(Records contained in a dataset)

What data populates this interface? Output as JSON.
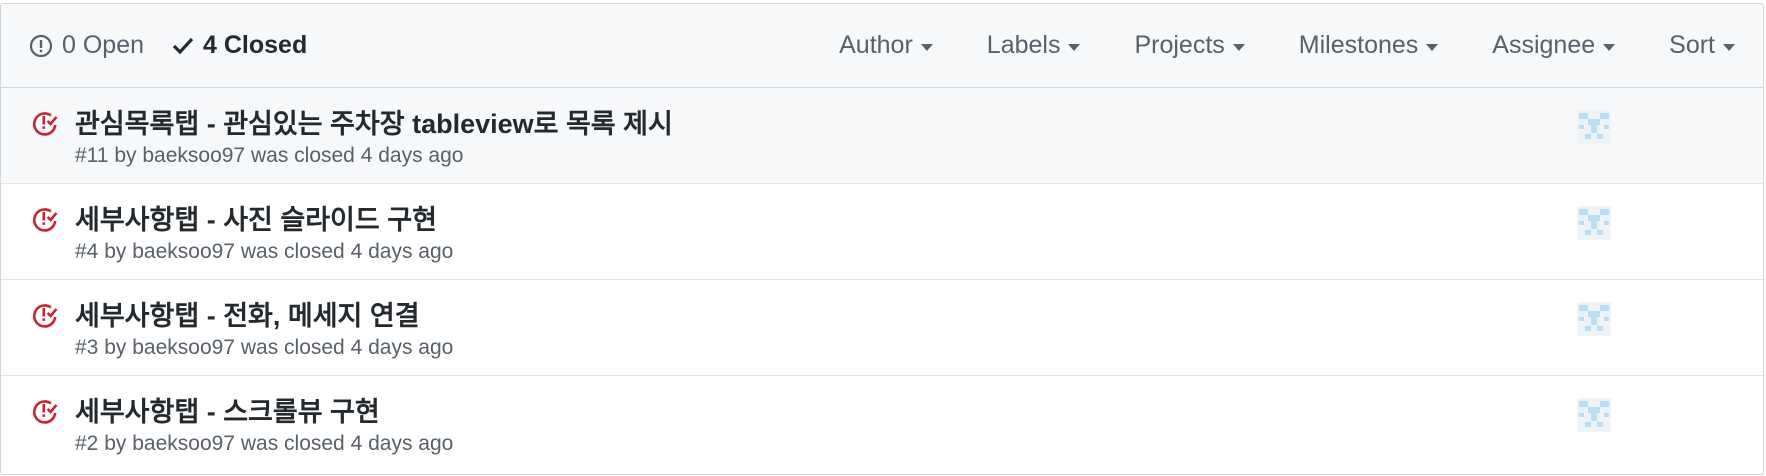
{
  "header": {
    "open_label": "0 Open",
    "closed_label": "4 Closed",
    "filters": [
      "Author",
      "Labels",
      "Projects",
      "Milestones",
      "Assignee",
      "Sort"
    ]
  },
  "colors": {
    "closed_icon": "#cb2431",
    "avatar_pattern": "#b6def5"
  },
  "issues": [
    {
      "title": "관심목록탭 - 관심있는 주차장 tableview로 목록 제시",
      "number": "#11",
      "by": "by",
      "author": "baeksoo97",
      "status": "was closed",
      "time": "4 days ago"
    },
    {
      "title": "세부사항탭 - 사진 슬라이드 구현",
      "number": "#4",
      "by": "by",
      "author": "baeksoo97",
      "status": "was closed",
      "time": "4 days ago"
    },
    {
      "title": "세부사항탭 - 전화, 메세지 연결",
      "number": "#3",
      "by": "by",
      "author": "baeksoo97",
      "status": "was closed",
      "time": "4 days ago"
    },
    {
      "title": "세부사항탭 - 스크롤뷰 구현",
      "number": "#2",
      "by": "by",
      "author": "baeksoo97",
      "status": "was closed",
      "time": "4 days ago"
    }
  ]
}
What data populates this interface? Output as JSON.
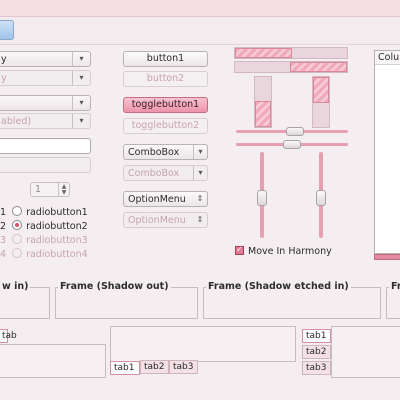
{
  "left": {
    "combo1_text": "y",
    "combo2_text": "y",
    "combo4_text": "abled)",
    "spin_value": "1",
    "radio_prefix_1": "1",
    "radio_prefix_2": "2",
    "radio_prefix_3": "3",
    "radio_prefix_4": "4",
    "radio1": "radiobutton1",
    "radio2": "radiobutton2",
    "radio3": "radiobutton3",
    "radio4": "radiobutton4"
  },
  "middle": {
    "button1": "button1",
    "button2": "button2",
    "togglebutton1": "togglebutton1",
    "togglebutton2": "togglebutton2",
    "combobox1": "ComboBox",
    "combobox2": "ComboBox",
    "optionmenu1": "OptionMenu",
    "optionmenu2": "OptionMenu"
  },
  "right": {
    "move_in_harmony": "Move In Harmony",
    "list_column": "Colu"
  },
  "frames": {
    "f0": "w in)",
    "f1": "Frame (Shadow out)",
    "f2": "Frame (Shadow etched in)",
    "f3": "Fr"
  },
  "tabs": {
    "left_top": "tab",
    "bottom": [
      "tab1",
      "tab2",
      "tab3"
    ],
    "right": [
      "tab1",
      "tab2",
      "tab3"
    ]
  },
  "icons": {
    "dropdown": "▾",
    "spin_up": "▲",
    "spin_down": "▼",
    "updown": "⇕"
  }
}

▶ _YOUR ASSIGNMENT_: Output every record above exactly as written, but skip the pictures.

▶ _SOLUTION_:
What data populates this interface? Output as JSON.
{
  "header": {
    "open_label": "0 Open",
    "closed_label": "4 Closed",
    "filters": [
      "Author",
      "Labels",
      "Projects",
      "Milestones",
      "Assignee",
      "Sort"
    ]
  },
  "colors": {
    "closed_icon": "#cb2431",
    "avatar_pattern": "#b6def5"
  },
  "issues": [
    {
      "title": "관심목록탭 - 관심있는 주차장 tableview로 목록 제시",
      "number": "#11",
      "by": "by",
      "author": "baeksoo97",
      "status": "was closed",
      "time": "4 days ago"
    },
    {
      "title": "세부사항탭 - 사진 슬라이드 구현",
      "number": "#4",
      "by": "by",
      "author": "baeksoo97",
      "status": "was closed",
      "time": "4 days ago"
    },
    {
      "title": "세부사항탭 - 전화, 메세지 연결",
      "number": "#3",
      "by": "by",
      "author": "baeksoo97",
      "status": "was closed",
      "time": "4 days ago"
    },
    {
      "title": "세부사항탭 - 스크롤뷰 구현",
      "number": "#2",
      "by": "by",
      "author": "baeksoo97",
      "status": "was closed",
      "time": "4 days ago"
    }
  ]
}
What data populates this interface? Output as JSON.
{
  "left": {
    "combo1_text": "y",
    "combo2_text": "y",
    "combo4_text": "abled)",
    "spin_value": "1",
    "radio_prefix_1": "1",
    "radio_prefix_2": "2",
    "radio_prefix_3": "3",
    "radio_prefix_4": "4",
    "radio1": "radiobutton1",
    "radio2": "radiobutton2",
    "radio3": "radiobutton3",
    "radio4": "radiobutton4"
  },
  "middle": {
    "button1": "button1",
    "button2": "button2",
    "togglebutton1": "togglebutton1",
    "togglebutton2": "togglebutton2",
    "combobox1": "ComboBox",
    "combobox2": "ComboBox",
    "optionmenu1": "OptionMenu",
    "optionmenu2": "OptionMenu"
  },
  "right": {
    "move_in_harmony": "Move In Harmony",
    "list_column": "Colu"
  },
  "frames": {
    "f0": "w in)",
    "f1": "Frame (Shadow out)",
    "f2": "Frame (Shadow etched in)",
    "f3": "Fr"
  },
  "tabs": {
    "left_top": "tab",
    "bottom": [
      "tab1",
      "tab2",
      "tab3"
    ],
    "right": [
      "tab1",
      "tab2",
      "tab3"
    ]
  },
  "icons": {
    "dropdown": "▾",
    "spin_up": "▲",
    "spin_down": "▼",
    "updown": "⇕"
  }
}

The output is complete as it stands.